Soren Kierkegaard writes, “Real Christian life consists in the daily process of becoming a Christian.” He means to say that the foundation of Christian life is based on the argument that one is not yet a Christian. While instructing his boys on the question of faith, Don Bosco once narrated to them an incident that occurred in the life of King Louis IX of France. King Louis IX was talking with one of his ambassadors about the affairs of his state. The latter who was a great sycophant said to the King, “Your Majesty, I rejoice that you were born in the noblest kingdom.” To this remark the King replied, “This is not my true glory, but rather, the fact that I was born in the true faith, and I prefer to be called Louis De Poissy because that is the town where I was baptized.” What Don Bosco wanted to communicate to his boys was that St. Louis was someone who valued his Catholic faith above all else. While addressing the youth gathered in Rio de Janeiro, Brazil, Pope Francis reminded them to uphold the values of faith, generosity and fraternity. It was a passionate call to renew themselves in faith, sacrificial love and a life of fraternity.
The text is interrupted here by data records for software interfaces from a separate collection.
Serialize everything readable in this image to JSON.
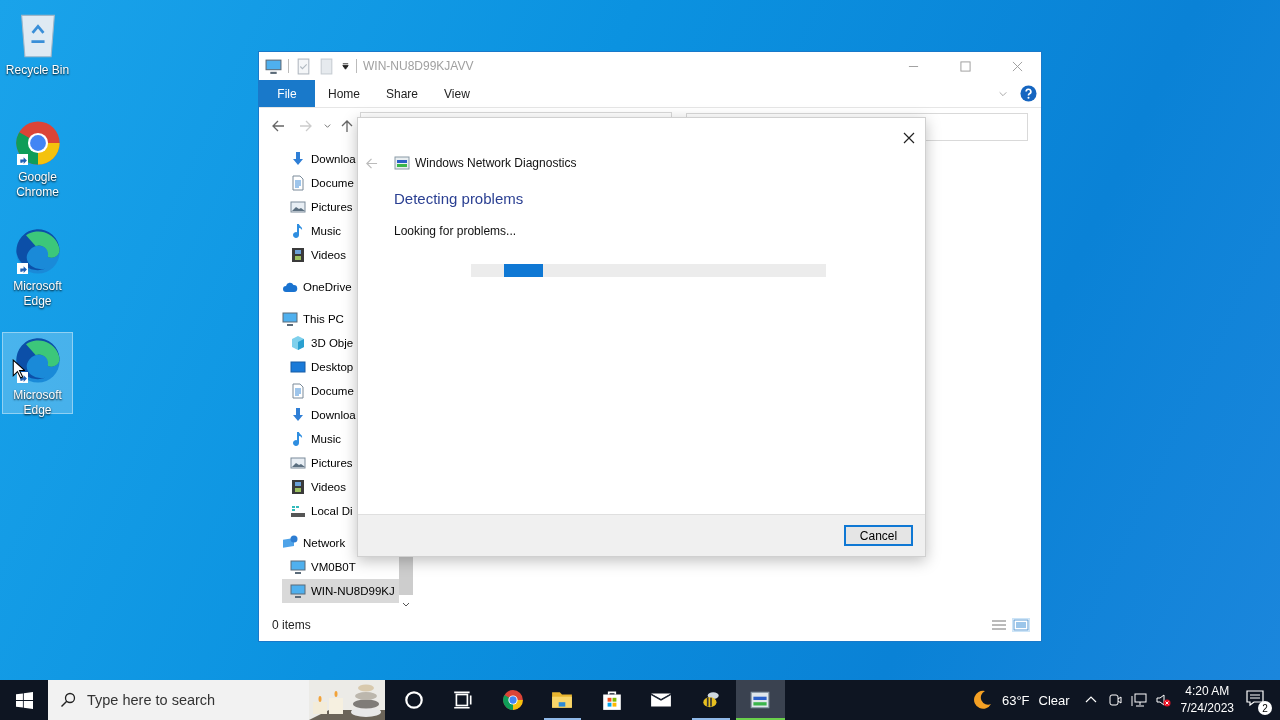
{
  "desktop_icons": [
    {
      "label": "Recycle Bin",
      "kind": "recycle-bin",
      "shortcut": false,
      "selected": false
    },
    {
      "label": "Google Chrome",
      "kind": "chrome",
      "shortcut": true,
      "selected": false
    },
    {
      "label": "Microsoft Edge",
      "kind": "edge",
      "shortcut": true,
      "selected": false
    },
    {
      "label": "Microsoft Edge",
      "kind": "edge",
      "shortcut": true,
      "selected": true
    }
  ],
  "explorer": {
    "title": "WIN-NU8D99KJAVV",
    "file_tab": "File",
    "ribbon_tabs": [
      "Home",
      "Share",
      "View"
    ],
    "nav_pane": {
      "quick_access": [
        {
          "label": "Downloa",
          "kind": "download",
          "selected": false
        },
        {
          "label": "Docume",
          "kind": "document",
          "selected": false
        },
        {
          "label": "Pictures",
          "kind": "pictures",
          "selected": false
        },
        {
          "label": "Music",
          "kind": "music",
          "selected": false
        },
        {
          "label": "Videos",
          "kind": "videos",
          "selected": false
        }
      ],
      "tree": [
        {
          "label": "OneDrive",
          "kind": "onedrive",
          "selected": false
        },
        {
          "label": "This PC",
          "kind": "pc",
          "selected": false,
          "children": [
            {
              "label": "3D Obje",
              "kind": "objects3d",
              "selected": false
            },
            {
              "label": "Desktop",
              "kind": "desktop",
              "selected": false
            },
            {
              "label": "Docume",
              "kind": "document",
              "selected": false
            },
            {
              "label": "Downloa",
              "kind": "download",
              "selected": false
            },
            {
              "label": "Music",
              "kind": "music",
              "selected": false
            },
            {
              "label": "Pictures",
              "kind": "pictures",
              "selected": false
            },
            {
              "label": "Videos",
              "kind": "videos",
              "selected": false
            },
            {
              "label": "Local Di",
              "kind": "disk",
              "selected": false
            }
          ]
        },
        {
          "label": "Network",
          "kind": "network",
          "selected": false,
          "children": [
            {
              "label": "VM0B0T",
              "kind": "computer",
              "selected": false
            },
            {
              "label": "WIN-NU8D99KJ",
              "kind": "computer",
              "selected": true
            }
          ]
        }
      ]
    },
    "status": "0 items"
  },
  "dialog": {
    "title": "Windows Network Diagnostics",
    "heading": "Detecting problems",
    "status": "Looking for problems...",
    "progress": {
      "indeterminate": true
    },
    "buttons": [
      "Cancel"
    ]
  },
  "taskbar": {
    "search": {
      "placeholder": "Type here to search"
    },
    "apps": [
      {
        "kind": "cortana",
        "running": false,
        "selected": false
      },
      {
        "kind": "task-view",
        "running": false,
        "selected": false
      },
      {
        "kind": "chrome",
        "running": false,
        "selected": false
      },
      {
        "kind": "folder",
        "running": true,
        "selected": false
      },
      {
        "kind": "store",
        "running": false,
        "selected": false
      },
      {
        "kind": "mail",
        "running": false,
        "selected": false
      },
      {
        "kind": "bee",
        "running": true,
        "selected": false
      },
      {
        "kind": "diagnostics",
        "running": true,
        "selected": true
      }
    ],
    "weather": {
      "temperature": "63°F",
      "condition": "Clear"
    },
    "time": "4:20 AM",
    "date": "7/24/2023",
    "notifications": "2"
  }
}
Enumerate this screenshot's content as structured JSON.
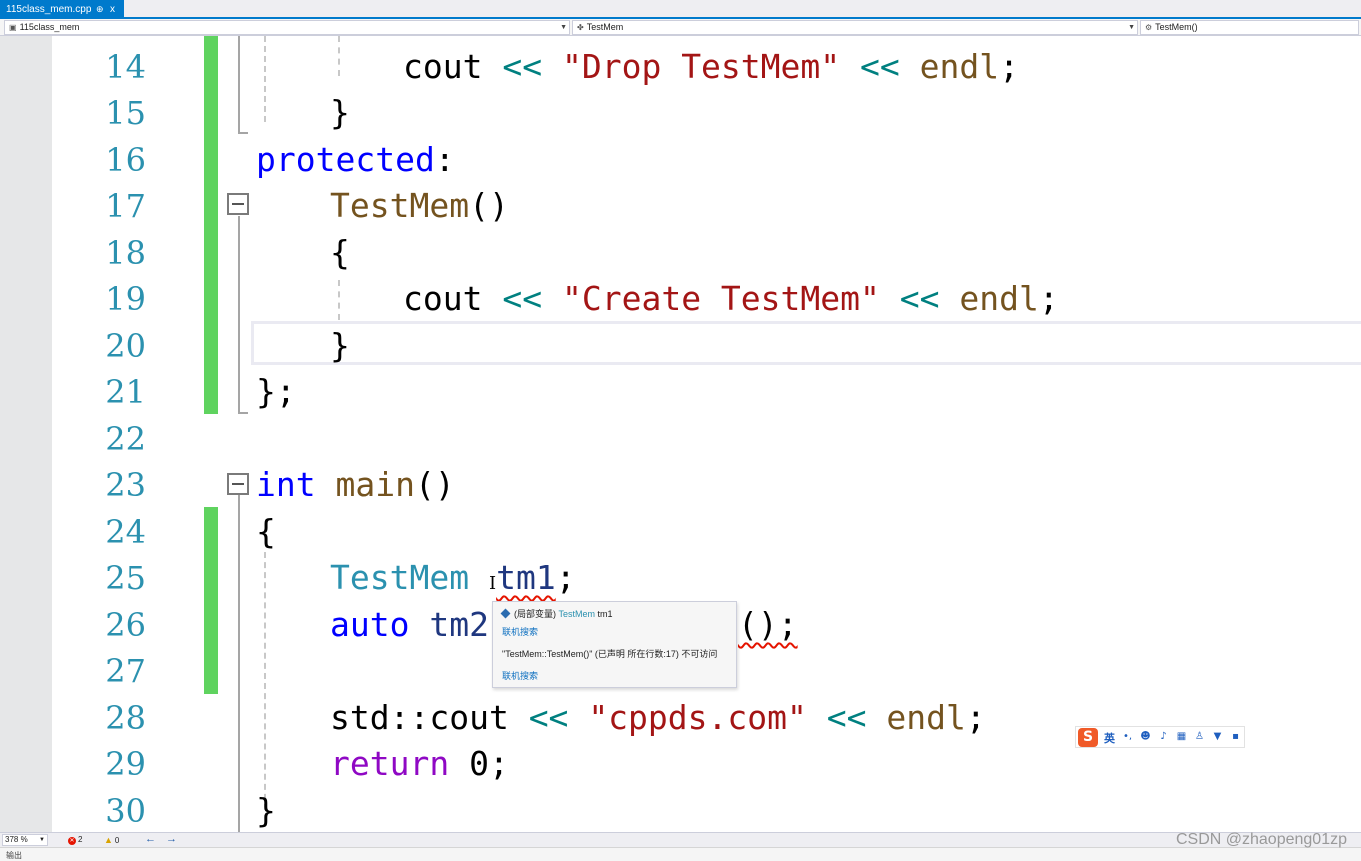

Dear confreres, I am sure we have had a fresh look at the spirituality of the empty tomb during these days of the Easter Season. I hope that this has led us to a positive experience of spiritual renewal and reawakening. Franklin D. Roosevelt in one of his last speeches inviting the nation to greater commitment and fidelity said, “The only limit to our realization of tomorrow will be our doubts of today. Let us move forward with strong and active faith.” In this context we are all well aware that today quite a few nations and cultures of our world are paying a heavy price for having forgotten their roots and identity, with the triumph of subjectivity, by the imprisonment of God in a ghetto and the banishment of the sense of the sacred from the civic society and the life of the state. May the inspiring words of Roosevelt constantly reverberate in our hearts: “I ask you to keep up your faith” – faith in God first and foremost, in oneself and others. Then the God of peace will dwell within us and we will become effective instruments of His peace in a world marred by violence and indifference, by our sharing of the gift of peace that the Risen Lord has brought us. We shall not abandon ourselves to despair for “we are the Easter people and Hallelujah is our song”.